'India is an obvious partner for UNSW'
Sydney : As India seeks to reap its demographic dividend and foster innovation and skills for its aspirational young, Australia's global UNSW university is keen to step up its engagement by forging a strategic partnership and become the country's pre-eminent destination for Indian students and research partners.
The University of New South Wales (UNSW) in Sydney, ranked 45th in 2018 QS World University rankings, is looking at opportunities to build landmark research and education partnerships in India amid efforts by the Indian government to improve both quality and access of higher education.
UNSW has an investment portfolio of AUS$1 billion to attract up to 1,000 academics from across the world over the next decade to ensure it is positioned as "a globally leading institution of higher learning".
Its 2025 strategy seeks to reinforce pillars of "strong teaching and robust research" with a plan to rope in the best 5-10 per cent researchers from around the world, including from emerging economies like India.
Laurie Pearcey, Pro-Vice-Chancellor (International) at UNSW, told IANS that the 2025 strategy is based on the pillars of academic excellence, social engagement and global impact.
"As part of our strategy across all three pillars, India is such an important and an obvious partner for the university to focus on," he said.
UNSW opened its India Centre in New Delhi in July this year as part of its efforts to build a strong presence in the country and strengthen India-Australia relations.

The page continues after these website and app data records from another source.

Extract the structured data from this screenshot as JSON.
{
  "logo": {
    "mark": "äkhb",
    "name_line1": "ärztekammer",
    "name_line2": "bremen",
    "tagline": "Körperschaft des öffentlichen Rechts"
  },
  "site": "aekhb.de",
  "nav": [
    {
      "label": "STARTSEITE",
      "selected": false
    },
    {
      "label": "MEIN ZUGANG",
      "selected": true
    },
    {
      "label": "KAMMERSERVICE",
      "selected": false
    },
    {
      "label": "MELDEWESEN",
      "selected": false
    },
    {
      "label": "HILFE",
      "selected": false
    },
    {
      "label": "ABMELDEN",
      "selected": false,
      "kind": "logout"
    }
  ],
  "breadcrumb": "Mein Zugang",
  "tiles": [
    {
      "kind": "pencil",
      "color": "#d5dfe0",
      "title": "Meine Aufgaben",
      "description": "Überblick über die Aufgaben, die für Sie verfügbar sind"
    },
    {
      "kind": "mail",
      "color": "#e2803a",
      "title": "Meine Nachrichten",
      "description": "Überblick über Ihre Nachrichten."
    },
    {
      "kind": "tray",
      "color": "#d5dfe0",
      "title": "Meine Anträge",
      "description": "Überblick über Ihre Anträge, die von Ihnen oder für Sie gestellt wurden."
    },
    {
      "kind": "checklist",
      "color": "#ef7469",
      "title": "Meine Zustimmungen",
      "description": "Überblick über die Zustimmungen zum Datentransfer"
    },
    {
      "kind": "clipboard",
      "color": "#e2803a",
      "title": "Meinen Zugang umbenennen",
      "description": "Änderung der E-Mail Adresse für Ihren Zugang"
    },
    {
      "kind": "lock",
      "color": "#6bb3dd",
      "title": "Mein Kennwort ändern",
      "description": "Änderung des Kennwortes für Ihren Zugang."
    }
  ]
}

"To build engagement with India in the long-term, it is essential that we become part of the academic and research ecosystems and be an active partner in building India's intellectual and social capital," Pearcey told this visiting IANS correspondent.
He said when the university launched its India strategy three years ago, it had around 300 Indian students. "Today, we have close to 1,200, and we see that growth set to intensify. We intend to have 4,500 Indian students by 2025," he said, adding that there will also be an increase in tie-ups and partnerships.
As part of its increased India focus, the university has started the Future of Change India Scholarships.
Pearcey said education has been identified by the Australian government as a flagship sector to guide the next wave of the bilateral relationship with India.
"So the timing of government's economic strategy really coincides beautifully with everything we are doing at UNSW," Pearcey explained.
He said the possibilities in India are really unlimited as it has the world's most rapidly growing economy in terms of GDP and also offers phenomenal social challenges at the same time.
"India is a place that really offers everything. We see a country which is able to offer something that's really quite extraordinary," Pearcey said.
Amit Dasgupta, UNSW's India Country Director, said that the university pays a lot of attention to the twin pillars of teaching-pedagogy and research and there is no compromise between the two unlike in many institutions.
"At UNSW there is a focus on how do we transform lives, how do we create a just society? A just society impacts many things -- from health, inclusion and economic areas -- that guide UNSW's collaboration with India in a variety of development areas," Dasgupta told IANS.
The areas of collaboration include public health, sustainable building policies, solar energy and e-waste management.
Dasgupta said about half of the 3,000-plus faculty at UNSW is from outside Australia and that makes it a truly global university.
"Additionally, students from 130 countries provide a multicultural experience that is hard to match. Exposure of this kind is not offered even in the best of Indian colleges and universities," he pointed out.
Pearcey buttressed this, saying UNSW is "Australia's global university since 1952" when it welcomed the first cohort of international students. Today, It has over 21,000 international students.
Dasgupta, who is a former diplomat, said even with high demand for quality education in India, there are not enough seats. "Whether it is the IITs or other institutions, the student intake has an upper limit and they are not able to guarantee quality education should they suddenly enhance the capacity."
Citing estimates, he said India needs new universities, polytechnics and a huge faculty to achieve a gross enrollment ratio of 30 per cent by 2020.
"So, two scenarios are likely to emerge. One, there will be a push factor where in students will go abroad to study. Second, we could see the creation of dodgy institutions with sub-standard education. An aspirational middle class with the capacity to pay will look at opportunities to go abroad to study.
He said that the US and UK, which were preferred destinations for Indian students seeking overseas education, were slowly losing their appeal because of uncertainty and confusion.
"That's where Australia comes in," he said, adding that students look at factors such as quality of life and education, rankings and employability factor before making a choice of university.
Dasgupta said Indian students have primarily been enrolling for post-graduate programmes at UNSW but enrollments in undergraduate programmes was rising rapidly because of India's demand-supply gap.
He said Australia has an edge looking at the exchange rate of the Indian rupee with respect to the US dollar.
(Prashant Sood was in Sydney at the invitation of UNSW. He can be reached at firstname.lastname@example.org)